§ What is expected:
Pull out each line of the data that includes the word "CATARC".

Source records START

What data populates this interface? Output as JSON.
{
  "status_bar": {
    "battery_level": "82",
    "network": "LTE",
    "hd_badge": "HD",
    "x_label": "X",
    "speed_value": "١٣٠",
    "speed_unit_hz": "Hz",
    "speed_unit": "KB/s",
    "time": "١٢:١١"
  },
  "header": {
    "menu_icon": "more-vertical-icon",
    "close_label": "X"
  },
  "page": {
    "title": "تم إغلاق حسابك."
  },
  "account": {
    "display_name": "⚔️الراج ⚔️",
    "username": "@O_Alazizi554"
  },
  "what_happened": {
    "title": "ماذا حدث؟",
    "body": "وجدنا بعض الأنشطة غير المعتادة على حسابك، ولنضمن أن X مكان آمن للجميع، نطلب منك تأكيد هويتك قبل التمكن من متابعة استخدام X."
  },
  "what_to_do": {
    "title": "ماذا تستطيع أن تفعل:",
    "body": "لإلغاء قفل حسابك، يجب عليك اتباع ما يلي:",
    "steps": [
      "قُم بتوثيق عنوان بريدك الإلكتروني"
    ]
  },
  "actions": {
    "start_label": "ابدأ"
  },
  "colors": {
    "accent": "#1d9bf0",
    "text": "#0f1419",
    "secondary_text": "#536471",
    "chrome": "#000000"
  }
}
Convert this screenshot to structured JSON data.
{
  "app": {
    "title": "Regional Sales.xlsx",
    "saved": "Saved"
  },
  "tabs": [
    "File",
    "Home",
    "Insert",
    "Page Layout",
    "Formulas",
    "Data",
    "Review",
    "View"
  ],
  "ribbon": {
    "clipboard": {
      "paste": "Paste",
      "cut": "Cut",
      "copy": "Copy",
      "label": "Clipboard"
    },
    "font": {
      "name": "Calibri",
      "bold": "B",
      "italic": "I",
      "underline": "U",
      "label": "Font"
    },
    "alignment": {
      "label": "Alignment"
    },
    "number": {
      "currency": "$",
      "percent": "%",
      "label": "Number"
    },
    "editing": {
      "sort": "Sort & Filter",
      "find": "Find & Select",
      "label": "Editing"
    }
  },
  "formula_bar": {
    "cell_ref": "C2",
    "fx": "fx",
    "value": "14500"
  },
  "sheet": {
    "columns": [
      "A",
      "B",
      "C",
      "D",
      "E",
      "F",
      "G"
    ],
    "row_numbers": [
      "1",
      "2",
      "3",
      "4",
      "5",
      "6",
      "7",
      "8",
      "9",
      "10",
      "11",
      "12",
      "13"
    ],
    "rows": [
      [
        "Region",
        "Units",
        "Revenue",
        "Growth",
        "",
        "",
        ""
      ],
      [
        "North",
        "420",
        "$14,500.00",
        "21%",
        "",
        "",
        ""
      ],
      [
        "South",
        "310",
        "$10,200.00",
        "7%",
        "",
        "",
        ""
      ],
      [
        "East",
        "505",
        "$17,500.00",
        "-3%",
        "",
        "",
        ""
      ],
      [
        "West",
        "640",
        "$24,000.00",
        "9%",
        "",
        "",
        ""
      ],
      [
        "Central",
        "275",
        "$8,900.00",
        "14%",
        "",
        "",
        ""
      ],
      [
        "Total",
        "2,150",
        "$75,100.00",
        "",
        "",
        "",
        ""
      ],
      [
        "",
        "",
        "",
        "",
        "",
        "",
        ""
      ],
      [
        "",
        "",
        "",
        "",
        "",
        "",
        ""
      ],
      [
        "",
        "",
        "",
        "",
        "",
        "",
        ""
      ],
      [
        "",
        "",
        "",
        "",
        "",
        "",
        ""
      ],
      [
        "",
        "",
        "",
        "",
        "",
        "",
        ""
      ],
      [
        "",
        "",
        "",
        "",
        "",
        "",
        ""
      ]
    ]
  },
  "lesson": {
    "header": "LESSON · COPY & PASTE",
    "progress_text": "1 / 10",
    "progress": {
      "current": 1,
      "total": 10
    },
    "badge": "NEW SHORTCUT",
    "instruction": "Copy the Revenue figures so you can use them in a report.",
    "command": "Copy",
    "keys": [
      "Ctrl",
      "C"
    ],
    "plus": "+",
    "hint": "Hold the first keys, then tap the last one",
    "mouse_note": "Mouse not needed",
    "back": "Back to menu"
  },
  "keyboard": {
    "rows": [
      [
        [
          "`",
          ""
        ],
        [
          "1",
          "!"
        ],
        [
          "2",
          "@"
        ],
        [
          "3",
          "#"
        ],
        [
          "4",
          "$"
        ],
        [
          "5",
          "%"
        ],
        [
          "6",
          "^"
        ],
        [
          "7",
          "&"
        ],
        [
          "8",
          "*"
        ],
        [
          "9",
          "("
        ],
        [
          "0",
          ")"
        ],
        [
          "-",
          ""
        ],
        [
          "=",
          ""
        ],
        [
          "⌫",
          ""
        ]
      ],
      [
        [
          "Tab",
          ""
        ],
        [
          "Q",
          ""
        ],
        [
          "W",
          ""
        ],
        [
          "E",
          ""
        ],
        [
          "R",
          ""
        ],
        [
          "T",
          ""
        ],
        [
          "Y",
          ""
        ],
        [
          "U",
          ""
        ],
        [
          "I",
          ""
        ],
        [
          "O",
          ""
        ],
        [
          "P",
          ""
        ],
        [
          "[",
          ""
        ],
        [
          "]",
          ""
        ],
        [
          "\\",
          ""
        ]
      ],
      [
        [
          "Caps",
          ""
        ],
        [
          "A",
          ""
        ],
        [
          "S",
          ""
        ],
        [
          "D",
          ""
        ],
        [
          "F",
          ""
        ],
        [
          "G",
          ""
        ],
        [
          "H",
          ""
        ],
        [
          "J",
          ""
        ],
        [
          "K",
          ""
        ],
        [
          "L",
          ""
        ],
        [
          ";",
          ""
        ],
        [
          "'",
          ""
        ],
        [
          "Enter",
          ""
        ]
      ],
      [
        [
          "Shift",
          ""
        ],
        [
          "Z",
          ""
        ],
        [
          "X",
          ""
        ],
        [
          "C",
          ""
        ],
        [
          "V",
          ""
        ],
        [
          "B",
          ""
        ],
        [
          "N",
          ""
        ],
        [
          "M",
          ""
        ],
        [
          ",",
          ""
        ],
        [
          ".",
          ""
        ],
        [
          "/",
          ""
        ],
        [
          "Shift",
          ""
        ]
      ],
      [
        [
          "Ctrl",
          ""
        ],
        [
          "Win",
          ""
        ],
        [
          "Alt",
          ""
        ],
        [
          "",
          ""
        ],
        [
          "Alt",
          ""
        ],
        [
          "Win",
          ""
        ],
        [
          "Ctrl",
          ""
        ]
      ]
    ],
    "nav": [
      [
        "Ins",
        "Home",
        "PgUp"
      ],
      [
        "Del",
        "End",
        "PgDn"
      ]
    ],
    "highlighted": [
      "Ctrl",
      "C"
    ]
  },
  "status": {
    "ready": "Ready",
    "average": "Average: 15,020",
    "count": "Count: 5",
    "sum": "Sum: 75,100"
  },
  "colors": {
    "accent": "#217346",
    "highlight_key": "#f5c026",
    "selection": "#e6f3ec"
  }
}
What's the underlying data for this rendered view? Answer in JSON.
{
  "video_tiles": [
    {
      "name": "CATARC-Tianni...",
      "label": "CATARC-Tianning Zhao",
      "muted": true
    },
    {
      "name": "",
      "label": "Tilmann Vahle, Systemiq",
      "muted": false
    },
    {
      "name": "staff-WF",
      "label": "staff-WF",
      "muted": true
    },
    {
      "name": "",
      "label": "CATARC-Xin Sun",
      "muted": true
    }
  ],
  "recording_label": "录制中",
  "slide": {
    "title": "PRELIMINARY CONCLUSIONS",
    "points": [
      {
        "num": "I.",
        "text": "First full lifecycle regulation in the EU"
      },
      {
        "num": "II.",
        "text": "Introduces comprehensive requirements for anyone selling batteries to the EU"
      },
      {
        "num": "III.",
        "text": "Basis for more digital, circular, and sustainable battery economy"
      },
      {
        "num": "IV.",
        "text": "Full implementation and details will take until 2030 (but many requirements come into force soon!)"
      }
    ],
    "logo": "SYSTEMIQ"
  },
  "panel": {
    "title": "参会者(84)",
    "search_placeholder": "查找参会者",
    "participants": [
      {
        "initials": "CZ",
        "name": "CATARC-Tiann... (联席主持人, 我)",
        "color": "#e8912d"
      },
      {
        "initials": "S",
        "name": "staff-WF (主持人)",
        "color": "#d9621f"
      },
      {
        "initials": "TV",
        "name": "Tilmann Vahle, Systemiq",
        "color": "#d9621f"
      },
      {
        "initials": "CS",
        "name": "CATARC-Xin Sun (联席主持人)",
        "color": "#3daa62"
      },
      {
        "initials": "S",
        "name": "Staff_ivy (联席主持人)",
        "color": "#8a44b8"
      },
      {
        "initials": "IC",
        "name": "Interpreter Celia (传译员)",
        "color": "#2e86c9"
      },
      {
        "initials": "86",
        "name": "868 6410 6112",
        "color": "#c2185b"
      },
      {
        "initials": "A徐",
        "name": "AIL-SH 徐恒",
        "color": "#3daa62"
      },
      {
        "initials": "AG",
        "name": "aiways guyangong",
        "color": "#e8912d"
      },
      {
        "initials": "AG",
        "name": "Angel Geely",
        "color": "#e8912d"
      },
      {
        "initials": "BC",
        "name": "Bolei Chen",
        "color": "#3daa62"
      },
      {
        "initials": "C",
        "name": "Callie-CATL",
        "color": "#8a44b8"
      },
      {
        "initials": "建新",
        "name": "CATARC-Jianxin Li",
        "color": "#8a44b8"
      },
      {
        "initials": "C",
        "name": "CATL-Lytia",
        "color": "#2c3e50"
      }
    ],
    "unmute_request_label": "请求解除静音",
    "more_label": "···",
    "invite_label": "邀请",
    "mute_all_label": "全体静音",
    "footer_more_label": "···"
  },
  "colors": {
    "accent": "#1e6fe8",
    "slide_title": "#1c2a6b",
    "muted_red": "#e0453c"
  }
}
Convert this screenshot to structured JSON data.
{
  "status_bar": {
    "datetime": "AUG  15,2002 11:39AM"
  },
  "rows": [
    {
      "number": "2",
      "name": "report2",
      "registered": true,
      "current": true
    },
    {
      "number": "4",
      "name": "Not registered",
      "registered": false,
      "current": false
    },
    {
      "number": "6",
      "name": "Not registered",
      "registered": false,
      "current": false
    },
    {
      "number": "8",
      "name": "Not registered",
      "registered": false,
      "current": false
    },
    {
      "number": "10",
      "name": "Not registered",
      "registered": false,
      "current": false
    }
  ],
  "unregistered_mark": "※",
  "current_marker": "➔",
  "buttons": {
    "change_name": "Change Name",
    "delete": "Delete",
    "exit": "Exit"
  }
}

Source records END

§ Task response:
      "name": "CATARC-Tianni...",
      "label": "CATARC-Tianning Zhao",
      "label": "CATARC-Xin Sun",
        "name": "CATARC-Tiann... (联席主持人, 我)",
        "name": "CATARC-Xin Sun (联席主持人)",
        "name": "CATARC-Jianxin Li",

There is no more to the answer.